_WHAT IS REQUIRED:_
In your copy of the data below, reproduce every entry exactly and omit the pictures.

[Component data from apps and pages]

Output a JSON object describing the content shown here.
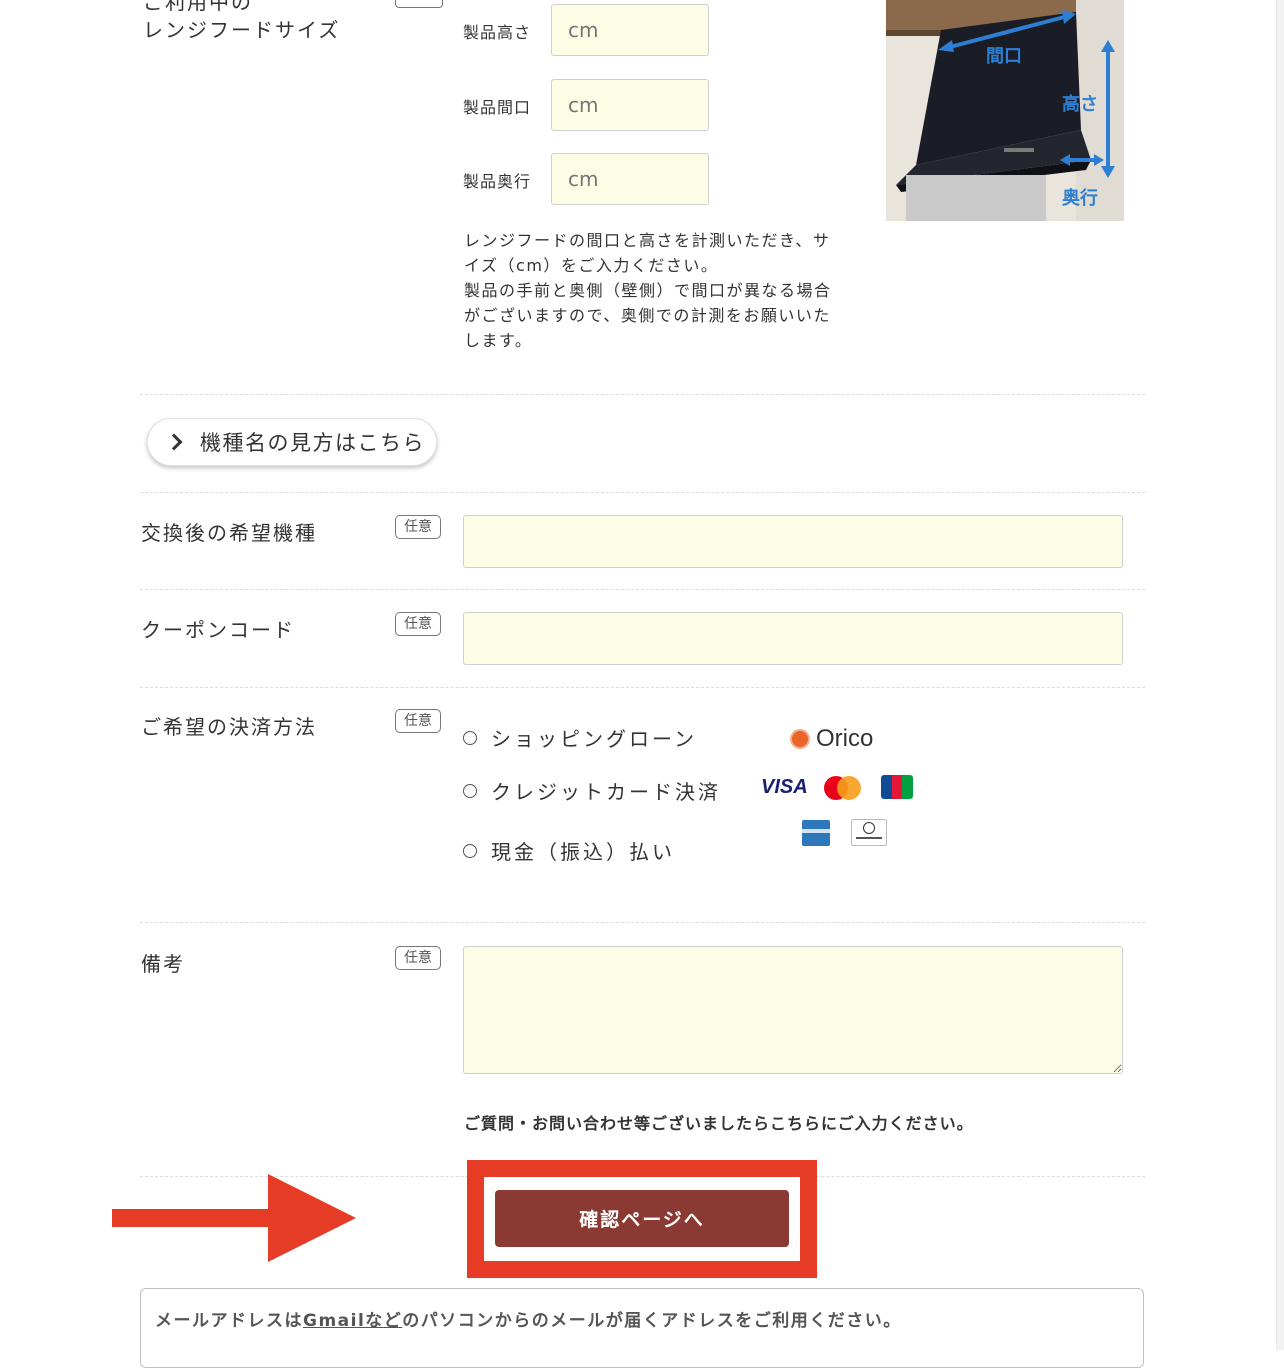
{
  "hood_section": {
    "label": "レンジフードサイズ",
    "label_cut": "ご利用中の",
    "fields": [
      {
        "label": "製品高さ",
        "placeholder": "cm"
      },
      {
        "label": "製品間口",
        "placeholder": "cm"
      },
      {
        "label": "製品奥行",
        "placeholder": "cm"
      }
    ],
    "note_lines": [
      "レンジフードの間口と高さを計測いただき、サ",
      "イズ（cm）をご入力ください。",
      "製品の手前と奥側（壁側）で間口が異なる場合",
      "がございますので、奥側での計測をお願いいた",
      "します。"
    ],
    "image_labels": {
      "width": "間口",
      "height": "高さ",
      "depth": "奥行"
    }
  },
  "model_help_button": {
    "label": "機種名の見方はこちら"
  },
  "desired_model": {
    "label": "交換後の希望機種",
    "badge": "任意"
  },
  "coupon": {
    "label": "クーポンコード",
    "badge": "任意"
  },
  "payment": {
    "label": "ご希望の決済方法",
    "badge": "任意",
    "options": [
      "ショッピングローン",
      "クレジットカード決済",
      "現金（振込）払い"
    ],
    "orico_label": "Orico",
    "cards": [
      "VISA",
      "Mastercard",
      "JCB",
      "AMERICAN EXPRESS",
      "Diners Club"
    ],
    "colors": {
      "orico": "#e9632a",
      "visa": "#1a1f71",
      "master_red": "#eb001b",
      "master_orange": "#f79e1b",
      "amex": "#2e77bc"
    }
  },
  "remarks": {
    "label": "備考",
    "badge": "任意",
    "helper": "ご質問・お問い合わせ等ございましたらこちらにご入力ください。"
  },
  "confirm_button": {
    "label": "確認ページへ",
    "color": "#8b3a33"
  },
  "annotation": {
    "color": "#e63b25"
  },
  "notice": {
    "before": "メールアドレスは",
    "link": "Gmailなど",
    "after": "のパソコンからのメールが届くアドレスをご利用ください。"
  }
}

_WRITTEN ANSWER:_
Output a JSON object describing the content shown here.
{
  "hood_section": {
    "label": "レンジフードサイズ",
    "label_cut": "ご利用中の",
    "fields": [
      {
        "label": "製品高さ",
        "placeholder": "cm"
      },
      {
        "label": "製品間口",
        "placeholder": "cm"
      },
      {
        "label": "製品奥行",
        "placeholder": "cm"
      }
    ],
    "note_lines": [
      "レンジフードの間口と高さを計測いただき、サ",
      "イズ（cm）をご入力ください。",
      "製品の手前と奥側（壁側）で間口が異なる場合",
      "がございますので、奥側での計測をお願いいた",
      "します。"
    ],
    "image_labels": {
      "width": "間口",
      "height": "高さ",
      "depth": "奥行"
    }
  },
  "model_help_button": {
    "label": "機種名の見方はこちら"
  },
  "desired_model": {
    "label": "交換後の希望機種",
    "badge": "任意"
  },
  "coupon": {
    "label": "クーポンコード",
    "badge": "任意"
  },
  "payment": {
    "label": "ご希望の決済方法",
    "badge": "任意",
    "options": [
      "ショッピングローン",
      "クレジットカード決済",
      "現金（振込）払い"
    ],
    "orico_label": "Orico",
    "cards": [
      "VISA",
      "Mastercard",
      "JCB",
      "AMERICAN EXPRESS",
      "Diners Club"
    ],
    "colors": {
      "orico": "#e9632a",
      "visa": "#1a1f71",
      "master_red": "#eb001b",
      "master_orange": "#f79e1b",
      "amex": "#2e77bc"
    }
  },
  "remarks": {
    "label": "備考",
    "badge": "任意",
    "helper": "ご質問・お問い合わせ等ございましたらこちらにご入力ください。"
  },
  "confirm_button": {
    "label": "確認ページへ",
    "color": "#8b3a33"
  },
  "annotation": {
    "color": "#e63b25"
  },
  "notice": {
    "before": "メールアドレスは",
    "link": "Gmailなど",
    "after": "のパソコンからのメールが届くアドレスをご利用ください。"
  }
}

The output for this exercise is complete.